Problem —
Although the records contain pictures, only their text should be repeated, exactly as it stands.

Page and application data records —

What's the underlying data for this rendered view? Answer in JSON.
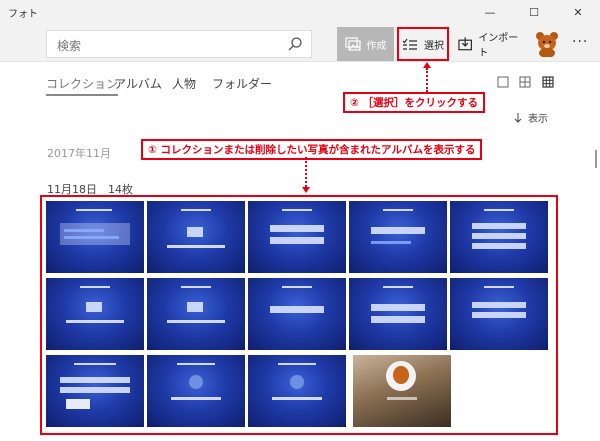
{
  "window": {
    "title": "フォト",
    "controls": [
      "—",
      "☐",
      "✕"
    ]
  },
  "toolbar": {
    "search_placeholder": "検索",
    "create_label": "作成",
    "select_label": "選択",
    "import_label": "インポート",
    "more_label": "···"
  },
  "tabs": [
    {
      "label": "コレクション",
      "active": true
    },
    {
      "label": "アルバム",
      "active": false
    },
    {
      "label": "人物",
      "active": false
    },
    {
      "label": "フォルダー",
      "active": false
    }
  ],
  "view_modes": [
    "large-thumbnail-icon",
    "medium-thumbnail-icon",
    "small-thumbnail-icon"
  ],
  "sort": {
    "label": "表示"
  },
  "collection": {
    "month": "2017年11月",
    "day_heading": "11月18日　14枚",
    "photo_count": 14
  },
  "annotations": {
    "step1": "① コレクションまたは削除したい写真が含まれたアルバムを表示する",
    "step2": "② ［選択］をクリックする"
  },
  "colors": {
    "accent_red": "#e60012",
    "create_button_bg": "#b7b7b7",
    "toolbar_bg": "#f2f2f2"
  }
}
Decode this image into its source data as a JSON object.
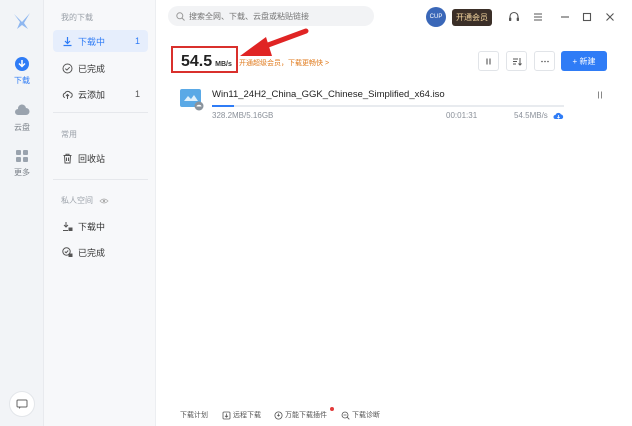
{
  "rail": {
    "items": [
      {
        "label": "下载",
        "icon": "download-icon",
        "active": true
      },
      {
        "label": "云盘",
        "icon": "cloud-icon",
        "active": false
      },
      {
        "label": "更多",
        "icon": "apps-grid-icon",
        "active": false
      }
    ]
  },
  "sidebar": {
    "section_mine": "我的下载",
    "items": [
      {
        "label": "下载中",
        "count": "1",
        "icon": "download-icon"
      },
      {
        "label": "已完成",
        "count": "",
        "icon": "check-circle-icon"
      },
      {
        "label": "云添加",
        "count": "1",
        "icon": "cloud-upload-icon"
      }
    ],
    "section_common": "常用",
    "recycle": "回收站",
    "section_private": "私人空间",
    "private_items": [
      {
        "label": "下载中",
        "icon": "lock-download-icon"
      },
      {
        "label": "已完成",
        "icon": "lock-check-icon"
      }
    ]
  },
  "search": {
    "placeholder": "搜索全网、下载、云盘或粘贴链接"
  },
  "header": {
    "avatar_text": "CUP",
    "vip_label": "开通会员"
  },
  "speed": {
    "value": "54.5",
    "unit": "MB/s",
    "hint": "开通超级会员，下载更畅快 >"
  },
  "toolbar": {
    "new_label": "+ 新建"
  },
  "task": {
    "name": "Win11_24H2_China_GGK_Chinese_Simplified_x64.iso",
    "size": "328.2MB/5.16GB",
    "time": "00:01:31",
    "speed": "54.5MB/s",
    "progress": 0.063
  },
  "footer": {
    "plan": "下载计划",
    "remote": "远程下载",
    "plugin": "万能下载插件",
    "diagnose": "下载诊断"
  },
  "colors": {
    "accent": "#2f7cf6",
    "highlight": "#d9302c",
    "hint": "#e07a1c"
  }
}
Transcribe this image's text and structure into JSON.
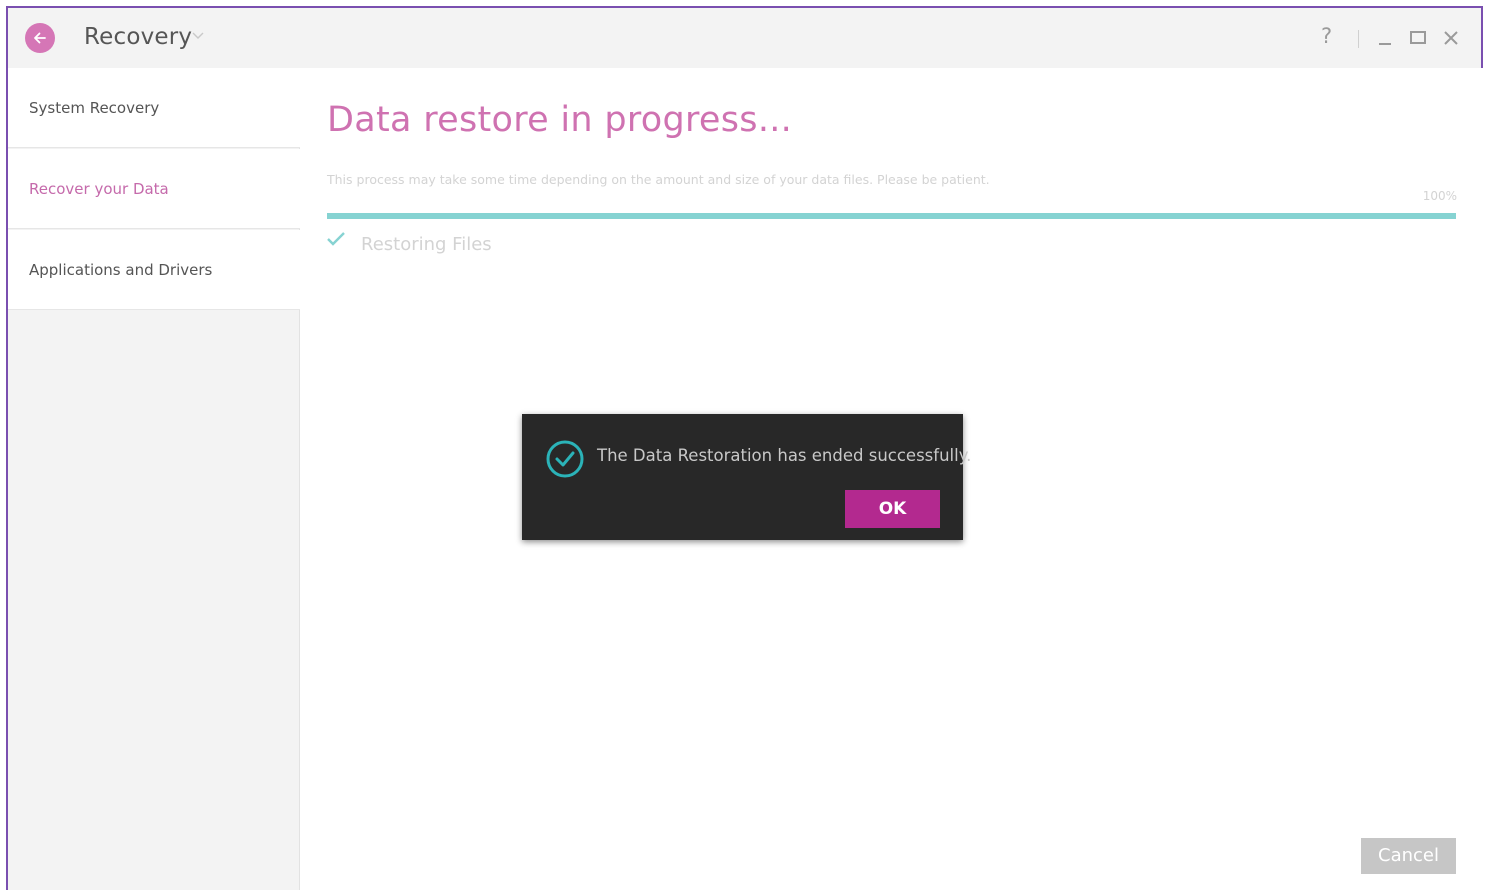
{
  "window": {
    "title": "Recovery",
    "accent_color": "#d576b6",
    "border_color": "#7a4fb0",
    "help_label": "?"
  },
  "titlebar_icons": [
    "back-arrow-icon",
    "chevron-down-icon",
    "minimize-icon",
    "maximize-icon",
    "close-icon"
  ],
  "sidebar": {
    "items": [
      {
        "label": "System Recovery",
        "active": false
      },
      {
        "label": "Recover your Data",
        "active": true
      },
      {
        "label": "Applications and Drivers",
        "active": false
      }
    ]
  },
  "main": {
    "heading": "Data restore in progress...",
    "description": "This process may take some time depending on the amount and size of your data files. Please be patient.",
    "progress": {
      "percent_label": "100%",
      "value": 1.0,
      "color": "#86d3d2"
    },
    "steps": [
      {
        "label": "Restoring Files",
        "done": true,
        "icon": "checkmark-icon"
      }
    ],
    "cancel_label": "Cancel"
  },
  "dialog": {
    "icon": "success-check-circle-icon",
    "message": "The Data Restoration has ended successfully.",
    "ok_label": "OK",
    "ok_color": "#b3298f"
  }
}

Answer for the task —
What's the underlying data for this rendered view? Answer in JSON.
{
  "window": {
    "title": "フォト",
    "controls": [
      "—",
      "☐",
      "✕"
    ]
  },
  "toolbar": {
    "search_placeholder": "検索",
    "create_label": "作成",
    "select_label": "選択",
    "import_label": "インポート",
    "more_label": "···"
  },
  "tabs": [
    {
      "label": "コレクション",
      "active": true
    },
    {
      "label": "アルバム",
      "active": false
    },
    {
      "label": "人物",
      "active": false
    },
    {
      "label": "フォルダー",
      "active": false
    }
  ],
  "view_modes": [
    "large-thumbnail-icon",
    "medium-thumbnail-icon",
    "small-thumbnail-icon"
  ],
  "sort": {
    "label": "表示"
  },
  "collection": {
    "month": "2017年11月",
    "day_heading": "11月18日　14枚",
    "photo_count": 14
  },
  "annotations": {
    "step1": "① コレクションまたは削除したい写真が含まれたアルバムを表示する",
    "step2": "② ［選択］をクリックする"
  },
  "colors": {
    "accent_red": "#e60012",
    "create_button_bg": "#b7b7b7",
    "toolbar_bg": "#f2f2f2"
  }
}
Decode this image into its source data as a JSON object.
{
  "rail": {
    "items": [
      {
        "label": "下载",
        "icon": "download-icon",
        "active": true
      },
      {
        "label": "云盘",
        "icon": "cloud-icon",
        "active": false
      },
      {
        "label": "更多",
        "icon": "apps-grid-icon",
        "active": false
      }
    ]
  },
  "sidebar": {
    "section_mine": "我的下载",
    "items": [
      {
        "label": "下载中",
        "count": "1",
        "icon": "download-icon"
      },
      {
        "label": "已完成",
        "count": "",
        "icon": "check-circle-icon"
      },
      {
        "label": "云添加",
        "count": "1",
        "icon": "cloud-upload-icon"
      }
    ],
    "section_common": "常用",
    "recycle": "回收站",
    "section_private": "私人空间",
    "private_items": [
      {
        "label": "下载中",
        "icon": "lock-download-icon"
      },
      {
        "label": "已完成",
        "icon": "lock-check-icon"
      }
    ]
  },
  "search": {
    "placeholder": "搜索全网、下载、云盘或粘贴链接"
  },
  "header": {
    "avatar_text": "CUP",
    "vip_label": "开通会员"
  },
  "speed": {
    "value": "54.5",
    "unit": "MB/s",
    "hint": "开通超级会员，下载更畅快 >"
  },
  "toolbar": {
    "new_label": "+ 新建"
  },
  "task": {
    "name": "Win11_24H2_China_GGK_Chinese_Simplified_x64.iso",
    "size": "328.2MB/5.16GB",
    "time": "00:01:31",
    "speed": "54.5MB/s",
    "progress": 0.063
  },
  "footer": {
    "plan": "下载计划",
    "remote": "远程下载",
    "plugin": "万能下载插件",
    "diagnose": "下载诊断"
  },
  "colors": {
    "accent": "#2f7cf6",
    "highlight": "#d9302c",
    "hint": "#e07a1c"
  }
}
Transcribe this image's text and structure into JSON.
{
  "window": {
    "title": "Recovery",
    "accent_color": "#d576b6",
    "border_color": "#7a4fb0",
    "help_label": "?"
  },
  "titlebar_icons": [
    "back-arrow-icon",
    "chevron-down-icon",
    "minimize-icon",
    "maximize-icon",
    "close-icon"
  ],
  "sidebar": {
    "items": [
      {
        "label": "System Recovery",
        "active": false
      },
      {
        "label": "Recover your Data",
        "active": true
      },
      {
        "label": "Applications and Drivers",
        "active": false
      }
    ]
  },
  "main": {
    "heading": "Data restore in progress...",
    "description": "This process may take some time depending on the amount and size of your data files. Please be patient.",
    "progress": {
      "percent_label": "100%",
      "value": 1.0,
      "color": "#86d3d2"
    },
    "steps": [
      {
        "label": "Restoring Files",
        "done": true,
        "icon": "checkmark-icon"
      }
    ],
    "cancel_label": "Cancel"
  },
  "dialog": {
    "icon": "success-check-circle-icon",
    "message": "The Data Restoration has ended successfully.",
    "ok_label": "OK",
    "ok_color": "#b3298f"
  }
}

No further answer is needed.